§ **Work to complete**
Scan the listing and copy each line where the word "androidx" is present.

§ **The records**
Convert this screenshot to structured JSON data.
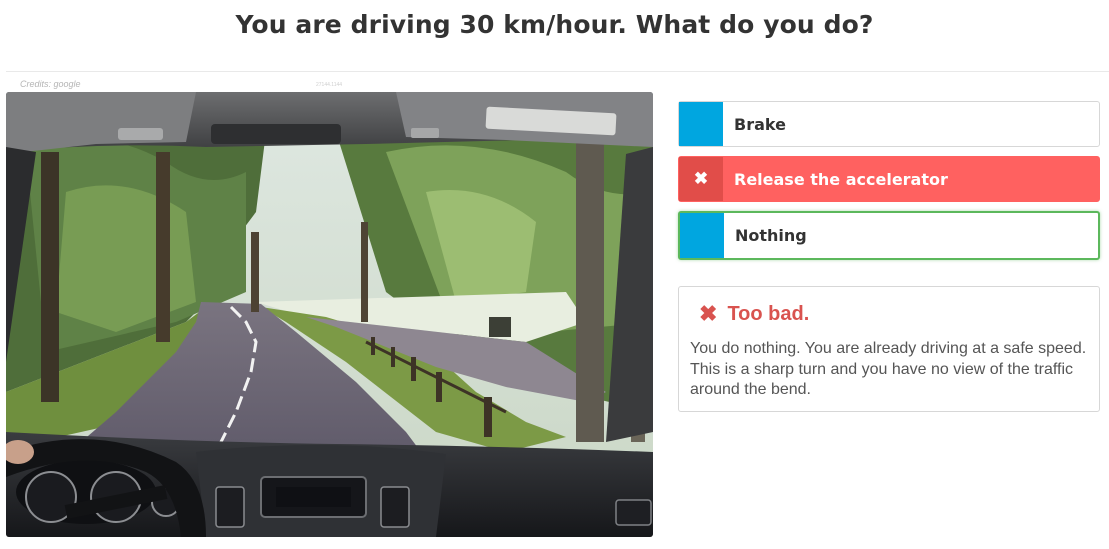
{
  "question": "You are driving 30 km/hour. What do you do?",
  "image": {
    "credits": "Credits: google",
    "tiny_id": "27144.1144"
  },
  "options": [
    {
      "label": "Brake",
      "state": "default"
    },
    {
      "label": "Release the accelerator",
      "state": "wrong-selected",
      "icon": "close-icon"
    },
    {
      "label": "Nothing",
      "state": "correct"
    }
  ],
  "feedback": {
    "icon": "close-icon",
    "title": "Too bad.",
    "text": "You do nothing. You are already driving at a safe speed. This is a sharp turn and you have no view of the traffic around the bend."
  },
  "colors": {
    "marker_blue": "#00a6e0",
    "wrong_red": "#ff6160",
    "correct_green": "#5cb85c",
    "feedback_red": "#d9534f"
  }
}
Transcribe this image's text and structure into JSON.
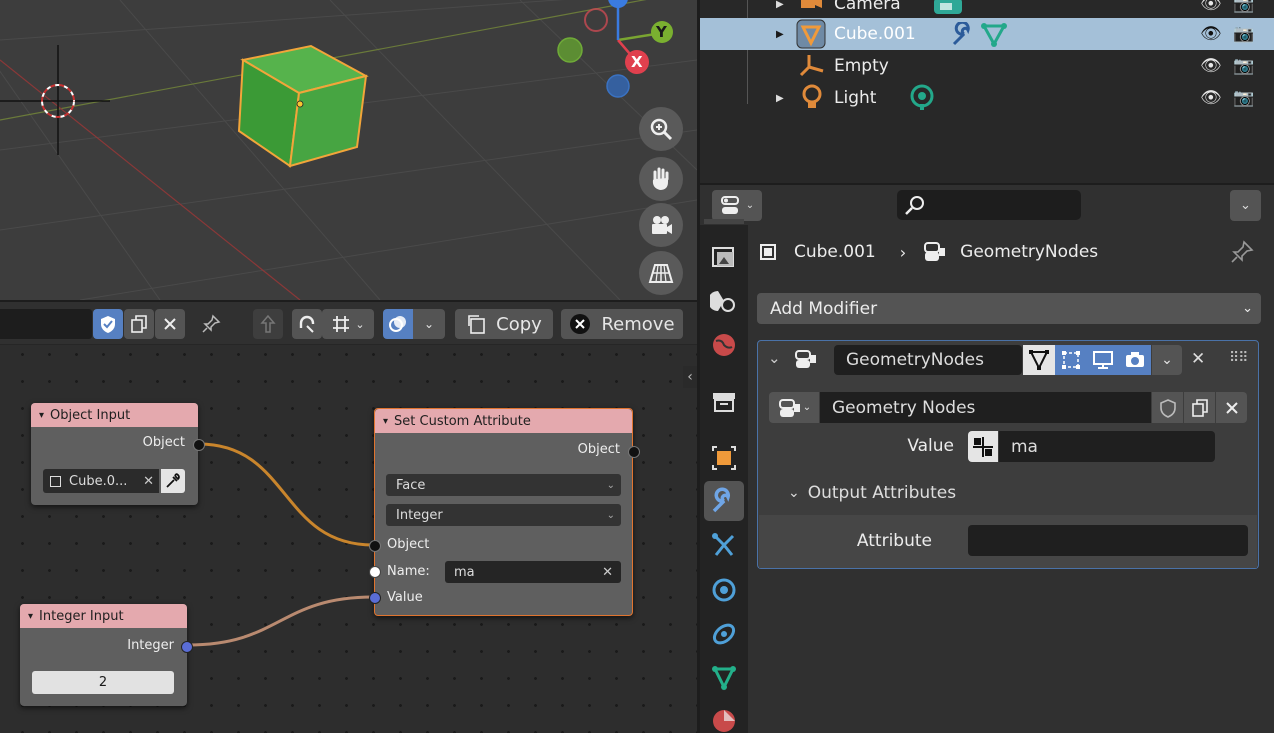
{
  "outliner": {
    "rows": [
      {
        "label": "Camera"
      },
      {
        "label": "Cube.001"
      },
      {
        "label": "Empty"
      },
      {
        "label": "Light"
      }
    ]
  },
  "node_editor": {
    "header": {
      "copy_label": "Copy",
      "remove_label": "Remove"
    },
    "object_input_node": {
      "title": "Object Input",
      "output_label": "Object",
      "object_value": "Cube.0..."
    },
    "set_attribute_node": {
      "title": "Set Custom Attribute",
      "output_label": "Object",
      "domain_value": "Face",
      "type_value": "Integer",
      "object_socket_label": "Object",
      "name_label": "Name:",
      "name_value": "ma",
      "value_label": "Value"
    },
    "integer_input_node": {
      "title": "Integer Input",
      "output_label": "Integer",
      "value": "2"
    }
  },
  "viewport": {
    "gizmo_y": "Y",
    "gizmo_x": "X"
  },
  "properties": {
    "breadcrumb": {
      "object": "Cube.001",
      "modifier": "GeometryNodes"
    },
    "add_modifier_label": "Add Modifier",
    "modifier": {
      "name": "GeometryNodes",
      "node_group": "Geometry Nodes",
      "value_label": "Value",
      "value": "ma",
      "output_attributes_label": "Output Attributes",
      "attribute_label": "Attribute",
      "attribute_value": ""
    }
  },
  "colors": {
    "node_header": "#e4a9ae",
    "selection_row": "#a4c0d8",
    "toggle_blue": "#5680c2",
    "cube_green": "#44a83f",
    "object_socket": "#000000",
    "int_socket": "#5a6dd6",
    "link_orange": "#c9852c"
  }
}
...
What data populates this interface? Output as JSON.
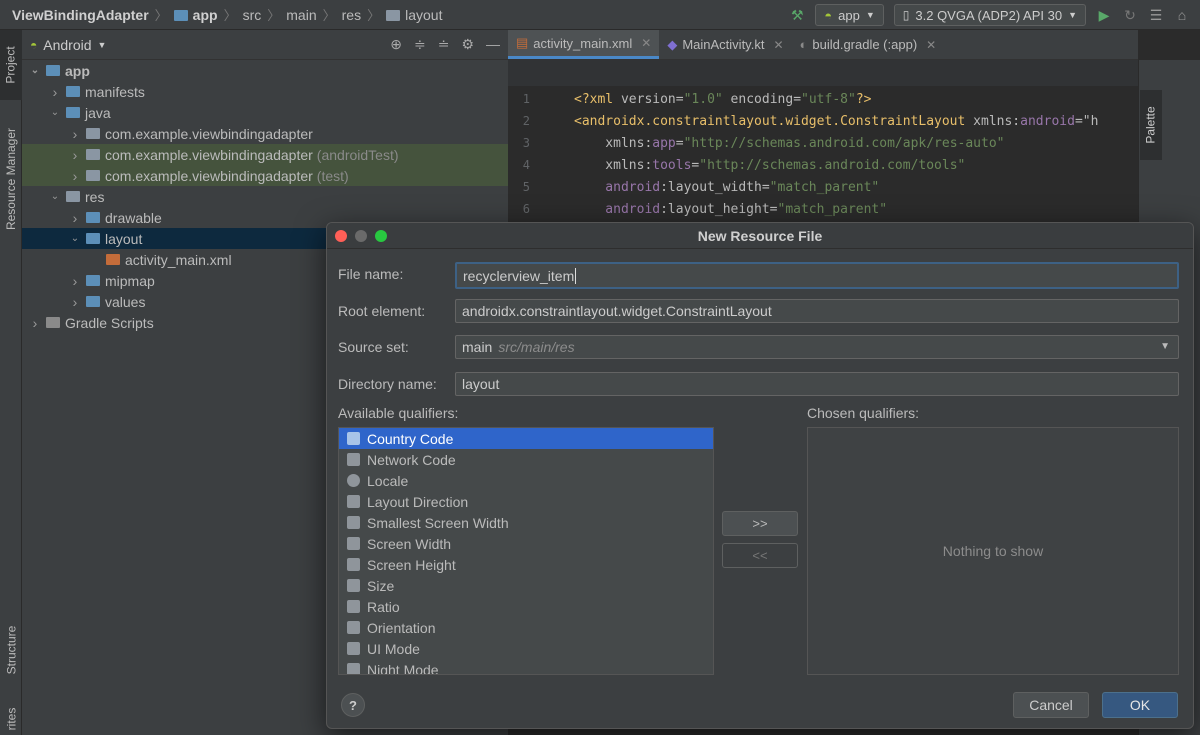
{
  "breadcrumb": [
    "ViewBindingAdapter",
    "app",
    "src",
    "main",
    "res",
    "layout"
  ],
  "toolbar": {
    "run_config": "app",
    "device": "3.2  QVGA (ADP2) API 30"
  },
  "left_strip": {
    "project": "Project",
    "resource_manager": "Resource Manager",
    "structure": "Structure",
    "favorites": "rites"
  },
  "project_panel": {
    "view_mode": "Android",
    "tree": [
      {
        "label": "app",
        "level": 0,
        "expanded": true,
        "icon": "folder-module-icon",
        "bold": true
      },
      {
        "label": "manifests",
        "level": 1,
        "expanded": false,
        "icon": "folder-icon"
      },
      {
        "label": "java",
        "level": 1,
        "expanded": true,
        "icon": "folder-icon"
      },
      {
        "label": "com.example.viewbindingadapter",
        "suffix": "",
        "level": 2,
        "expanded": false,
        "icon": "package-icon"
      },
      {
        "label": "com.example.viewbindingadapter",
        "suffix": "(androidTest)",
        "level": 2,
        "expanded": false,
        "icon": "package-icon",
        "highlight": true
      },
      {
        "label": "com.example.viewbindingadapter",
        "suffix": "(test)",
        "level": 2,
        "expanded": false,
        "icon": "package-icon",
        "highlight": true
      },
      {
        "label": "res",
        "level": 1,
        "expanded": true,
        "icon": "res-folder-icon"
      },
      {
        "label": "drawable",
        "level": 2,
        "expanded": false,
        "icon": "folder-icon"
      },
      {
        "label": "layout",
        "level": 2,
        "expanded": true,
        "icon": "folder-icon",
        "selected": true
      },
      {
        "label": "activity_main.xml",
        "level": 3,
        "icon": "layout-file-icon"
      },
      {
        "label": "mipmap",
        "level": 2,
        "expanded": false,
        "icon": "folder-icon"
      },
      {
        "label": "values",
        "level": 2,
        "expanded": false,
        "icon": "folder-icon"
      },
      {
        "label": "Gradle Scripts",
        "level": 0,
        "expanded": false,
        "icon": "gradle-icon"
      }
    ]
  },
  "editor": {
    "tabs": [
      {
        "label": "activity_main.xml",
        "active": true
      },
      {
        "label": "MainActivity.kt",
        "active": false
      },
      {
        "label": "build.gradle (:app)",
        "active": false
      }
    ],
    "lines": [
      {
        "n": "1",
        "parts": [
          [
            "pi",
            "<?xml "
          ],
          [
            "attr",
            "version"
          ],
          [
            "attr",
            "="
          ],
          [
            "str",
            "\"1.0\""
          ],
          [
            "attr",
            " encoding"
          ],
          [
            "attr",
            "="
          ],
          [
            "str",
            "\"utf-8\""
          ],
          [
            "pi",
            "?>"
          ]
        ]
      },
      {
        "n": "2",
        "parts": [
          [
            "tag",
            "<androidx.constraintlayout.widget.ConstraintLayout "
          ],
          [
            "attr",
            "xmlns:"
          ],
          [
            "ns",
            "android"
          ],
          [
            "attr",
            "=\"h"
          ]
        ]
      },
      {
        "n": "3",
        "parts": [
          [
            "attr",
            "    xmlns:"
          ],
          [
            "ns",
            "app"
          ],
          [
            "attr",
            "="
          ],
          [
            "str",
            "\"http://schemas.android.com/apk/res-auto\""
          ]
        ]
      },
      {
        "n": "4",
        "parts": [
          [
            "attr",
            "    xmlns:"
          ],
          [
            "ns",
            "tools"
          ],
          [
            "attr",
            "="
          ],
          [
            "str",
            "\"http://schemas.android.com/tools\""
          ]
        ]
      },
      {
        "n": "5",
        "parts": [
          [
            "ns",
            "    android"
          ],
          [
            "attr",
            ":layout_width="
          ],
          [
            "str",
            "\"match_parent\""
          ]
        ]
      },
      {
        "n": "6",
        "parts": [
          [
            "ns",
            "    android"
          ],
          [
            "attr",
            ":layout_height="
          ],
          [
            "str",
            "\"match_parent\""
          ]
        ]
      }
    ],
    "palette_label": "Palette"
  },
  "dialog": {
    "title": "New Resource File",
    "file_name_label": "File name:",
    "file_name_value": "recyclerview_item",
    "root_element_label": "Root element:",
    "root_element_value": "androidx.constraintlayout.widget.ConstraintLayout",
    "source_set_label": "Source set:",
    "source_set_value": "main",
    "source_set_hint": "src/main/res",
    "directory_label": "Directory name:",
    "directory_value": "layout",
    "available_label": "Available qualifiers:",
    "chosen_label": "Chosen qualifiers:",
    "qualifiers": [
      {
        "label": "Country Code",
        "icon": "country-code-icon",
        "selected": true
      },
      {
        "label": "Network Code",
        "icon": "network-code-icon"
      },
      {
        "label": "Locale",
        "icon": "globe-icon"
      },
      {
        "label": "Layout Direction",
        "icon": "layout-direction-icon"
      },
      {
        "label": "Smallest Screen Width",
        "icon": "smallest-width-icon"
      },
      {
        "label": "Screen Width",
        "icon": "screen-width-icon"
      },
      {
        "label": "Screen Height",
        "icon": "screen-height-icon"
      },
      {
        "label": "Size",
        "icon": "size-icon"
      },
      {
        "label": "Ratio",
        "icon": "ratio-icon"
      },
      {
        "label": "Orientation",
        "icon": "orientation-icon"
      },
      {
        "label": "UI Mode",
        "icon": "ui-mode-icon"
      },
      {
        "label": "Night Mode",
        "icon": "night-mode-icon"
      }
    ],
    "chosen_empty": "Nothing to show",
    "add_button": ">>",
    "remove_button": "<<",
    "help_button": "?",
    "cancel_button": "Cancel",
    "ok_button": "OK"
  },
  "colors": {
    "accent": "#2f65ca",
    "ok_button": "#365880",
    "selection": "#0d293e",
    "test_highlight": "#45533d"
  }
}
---
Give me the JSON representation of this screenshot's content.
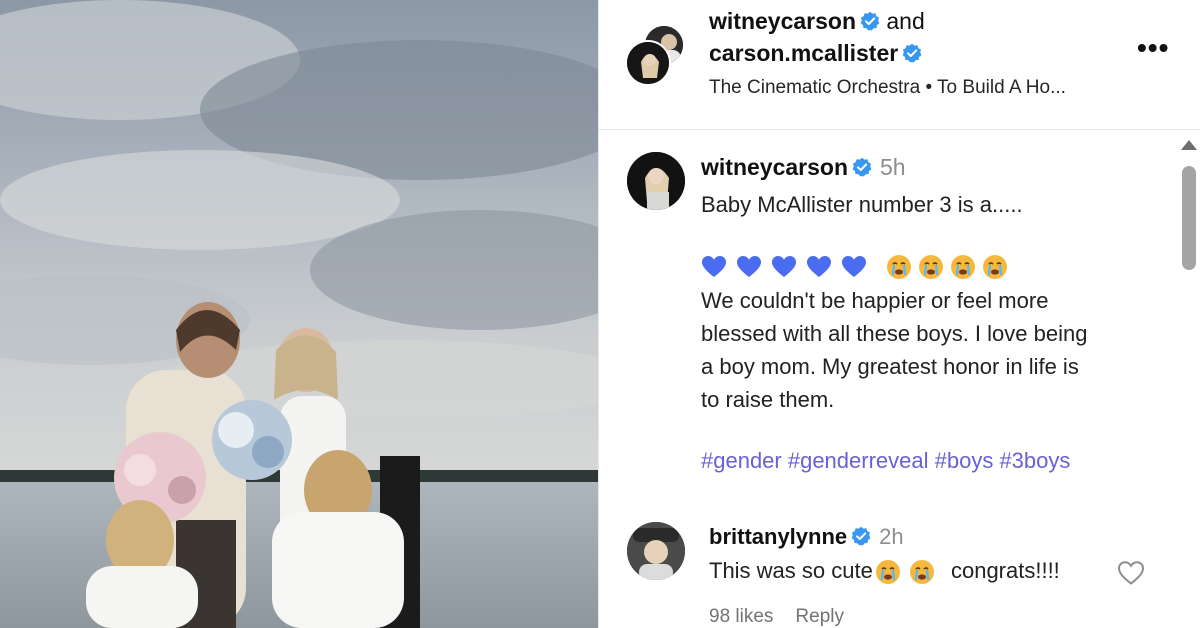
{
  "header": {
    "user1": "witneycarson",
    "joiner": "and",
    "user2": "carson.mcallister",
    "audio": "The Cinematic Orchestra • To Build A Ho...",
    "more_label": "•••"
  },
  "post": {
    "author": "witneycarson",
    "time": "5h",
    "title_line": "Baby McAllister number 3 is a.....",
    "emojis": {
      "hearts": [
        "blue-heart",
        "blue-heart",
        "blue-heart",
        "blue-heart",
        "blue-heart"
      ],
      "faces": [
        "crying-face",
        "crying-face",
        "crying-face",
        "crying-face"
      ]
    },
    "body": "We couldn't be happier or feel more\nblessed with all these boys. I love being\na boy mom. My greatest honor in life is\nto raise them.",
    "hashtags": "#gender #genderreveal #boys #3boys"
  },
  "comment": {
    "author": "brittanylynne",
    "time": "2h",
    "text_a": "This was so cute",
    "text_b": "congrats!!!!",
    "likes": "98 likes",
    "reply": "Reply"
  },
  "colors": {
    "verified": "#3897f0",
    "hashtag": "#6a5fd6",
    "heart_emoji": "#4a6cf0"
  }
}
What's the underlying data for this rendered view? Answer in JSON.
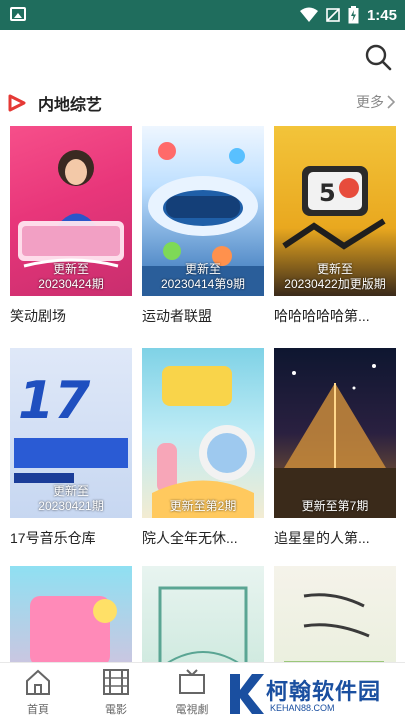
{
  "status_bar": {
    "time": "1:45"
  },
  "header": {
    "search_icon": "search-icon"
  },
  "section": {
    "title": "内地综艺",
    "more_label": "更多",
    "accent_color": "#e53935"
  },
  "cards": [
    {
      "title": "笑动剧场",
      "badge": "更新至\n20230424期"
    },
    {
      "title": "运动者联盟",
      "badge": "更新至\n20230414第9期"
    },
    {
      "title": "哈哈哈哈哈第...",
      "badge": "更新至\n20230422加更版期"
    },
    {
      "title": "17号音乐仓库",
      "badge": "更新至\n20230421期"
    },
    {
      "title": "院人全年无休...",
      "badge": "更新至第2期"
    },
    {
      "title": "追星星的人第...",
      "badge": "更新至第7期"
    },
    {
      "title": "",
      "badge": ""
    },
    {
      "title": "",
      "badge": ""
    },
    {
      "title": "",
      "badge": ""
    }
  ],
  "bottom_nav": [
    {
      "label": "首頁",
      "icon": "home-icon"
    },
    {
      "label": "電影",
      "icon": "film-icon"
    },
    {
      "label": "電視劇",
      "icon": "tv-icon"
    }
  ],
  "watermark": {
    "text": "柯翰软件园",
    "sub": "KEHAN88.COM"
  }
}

§ **Task response**
            "<androidx.constraintlayout.widget.ConstraintLayout "
    "root_element_value": "androidx.constraintlayout.widget.ConstraintLayout",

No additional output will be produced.